I think it’s great that Open Banking is getting more and more media coverage, most of which highlight what Open Banking can offer consumers and small businesses alike.
But, I’m bored of seeing the same scaremongering headlines that keep cropping up, warning of the ‘dangers’ to come.
So, I wanted to weigh in on the matter and highlight (with the risk of sounding a lot like Donald Trump) fake news! – Insert a bad fake tan and wagging finger here.
Let's get into the headlines.
“Banks will be sharing your data with any third party that asks for it”
In today’s age, personal data and who it’s shared with is something that plays on the majority of peoples minds. As consumers, we don’t want random third-party businesses using our own data to market to us, cold call on the weekends or to share with other businesses to benefit their own bottom lines.
But that’s not what’s going to happen with Open Banking.
You are in control of your data.
You are the only one who can choose to share your data. And the only people it will be possible to share your data with will be heavily regulated and trusted third parties. There are even rules around the clarity of what information will be shared and for what reason, so you can make the right call for you about whether to share your data or not.
Which brings me to the next headline.
“You can’t opt out”
This headline isn’t entirely false, but it is misleading.
Open Banking isn’t compulsory for consumers and you won’t have unknowingly ticked a box to allow your data to be shared with any Tom, Dick or Harry.
There is no opting out because you don’t need to. If you don’t want your data shared, simply don’t share it.
“Your data won’t be safe anymore”
This headline couldn’t be further from the truth.
The addition of an Open Banking API (Application Programme Interface) doesn’t make your data openly available to anyone who asks for it and the release of this Open Banking API won’t cause a financial or global meltdown along the lines of E Corp in Mr.Robot (Side note: If you haven’t seen this series, I highly recommend it).
This API has been put in place to ensure that the passing of data from your bank to a trusted third-party is secure. Meaning your data will remain as secure as it is today.
If you’re like me, a technical novice, and want to understand the logistics of how an API works, I found this post by UpWork really helpful.
"Open Banking - the new enforcement from Brussels"
Although true that the European Union has implemented the PSD2 (Second Payment Service Directive) legislation, which instructs large banks operating within Europe to build an Open Banking API, it hasn't been forced upon the UK to implement, as some media outlets would have you believe. In fact, quite the opposite.
The UK has been one of the driving forces behind the implementation of this legislation along with the CMA (Competitions and Markets Authority).
It was found by the CMA that the financial services sector in the UK has a lack of competition and innovation. The big name banks dominate the industry with little or no one challenging them. Because of this the CMA looked into the supply of personal current accounts and the banking services to small and medium sized enterprises. Highlighting that these big name banks should be supplying their customers with their data, to do what they wish with. Enabling other financial technology (Fintech) businesses to create new and innovative products that can aide and improve the current banking systems for both consumers and small businesses.

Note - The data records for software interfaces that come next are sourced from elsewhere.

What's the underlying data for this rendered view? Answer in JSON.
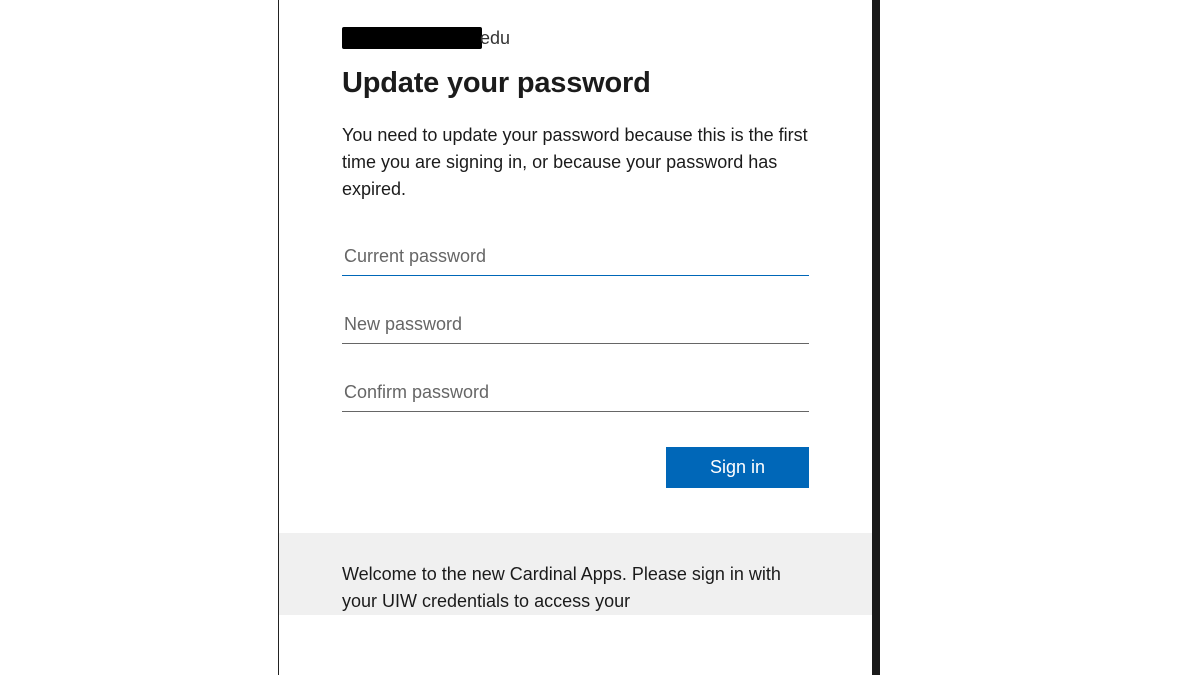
{
  "account": {
    "suffix": "edu"
  },
  "heading": "Update your password",
  "description": "You need to update your password because this is the first time you are signing in, or because your password has expired.",
  "fields": {
    "current_placeholder": "Current password",
    "new_placeholder": "New password",
    "confirm_placeholder": "Confirm password"
  },
  "button": {
    "signin_label": "Sign in"
  },
  "footer": {
    "welcome_text": "Welcome to the new Cardinal Apps. Please sign in with your UIW credentials to access your"
  }
}
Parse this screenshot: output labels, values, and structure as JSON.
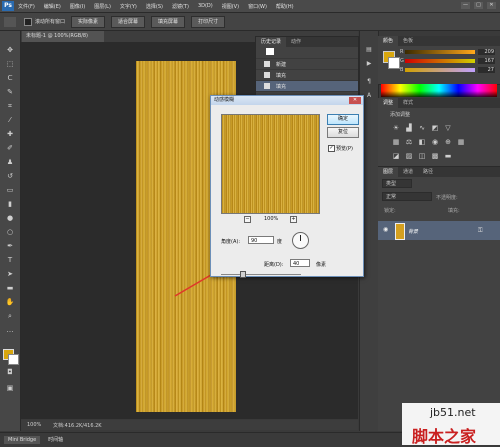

“This technology won’t be available until late 2019”.
Many journalists have been pointing out that although the Open Banking API will be available at the start of 2018, the various Fintech businesses it’s designed to empower, won’t be able to create the tech needed fast enough to drive this modern generation of banking until the end of 2019.
Well, I beg to differ.
The Nesta Open Up Challenge has mandated the banks to grant 20 UK businesses early access to anonymised Open Banking data, allowing them to get a head start and begin creating banking platforms that will aid consumers and small businesses in 2018.
Handle is one of the 20 UK businesses selected for this. We’ve covered more about our Nesta Open Up Challenge win here.
This early access is allowing us and 19 other businesses to change the banking and financial sector. Whether that’s a platform that allows you to manage bank accounts from several providers in one place, smart technology to forecast cash flow or predictive savings on current spending. The possibilities are endless.
You can get your hands on the future of banking technology before anyone else.
Join our beta test by entering your email address below.
The future is bright for consumer and business banking, with endless possibilities and exciting innovations to come.